Fathers who have not married the mother of their child need to establish parental rights by bringing a court action called a paternity action. As part of a paternity action brought in the domestic relations court, parental responsibility and time-sharing will be addressed. That is, how Dad will participate in the decision-making for the child and how often/when will he see/have contact with the child will be agreed upon or decided by the court.
The identity of the father on the birth certificate creates a presumption of paternity. However, this presumption is not conclusive and can be overturned. To establish rights as a father who has not married the mother, you must file a paternity action.

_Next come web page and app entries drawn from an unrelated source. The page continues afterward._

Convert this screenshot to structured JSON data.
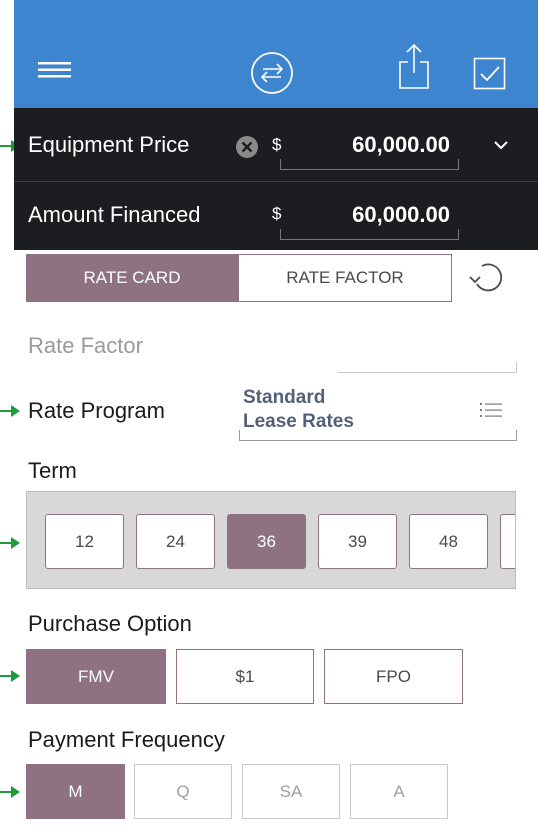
{
  "colors": {
    "header": "#3d86cf",
    "dark": "#1b1d21",
    "accent": "#8e7282",
    "marker": "#1f9a3c",
    "disabled": "#c9c9c9"
  },
  "header": {
    "icons": [
      "hamburger-menu-icon",
      "swap-circle-icon",
      "share-icon",
      "checkbox-icon"
    ]
  },
  "equipment_price": {
    "label": "Equipment Price",
    "currency": "$",
    "value": "60,000.00"
  },
  "amount_financed": {
    "label": "Amount Financed",
    "currency": "$",
    "value": "60,000.00"
  },
  "rate_mode": {
    "tabs": [
      "RATE CARD",
      "RATE FACTOR"
    ],
    "selected": "RATE CARD"
  },
  "rate_factor": {
    "label": "Rate Factor"
  },
  "rate_program": {
    "label": "Rate Program",
    "value_line1": "Standard",
    "value_line2": "Lease Rates"
  },
  "term": {
    "label": "Term",
    "options": [
      "12",
      "24",
      "36",
      "39",
      "48"
    ],
    "selected": "36"
  },
  "purchase_option": {
    "label": "Purchase Option",
    "options": [
      "FMV",
      "$1",
      "FPO"
    ],
    "selected": "FMV"
  },
  "payment_frequency": {
    "label": "Payment Frequency",
    "options": [
      "M",
      "Q",
      "SA",
      "A"
    ],
    "selected": "M"
  }
}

If there is any question as to the identity of a father, a DNA test may be requested. However, if there has been a prior court finding or order that has determined parentage, it is difficult, if not impossible, to overturn this finding. No parent can avoid their financial responsibility to their children. If there is any question as to who the father is, a DNA test is very important before any other action is taken by the courts.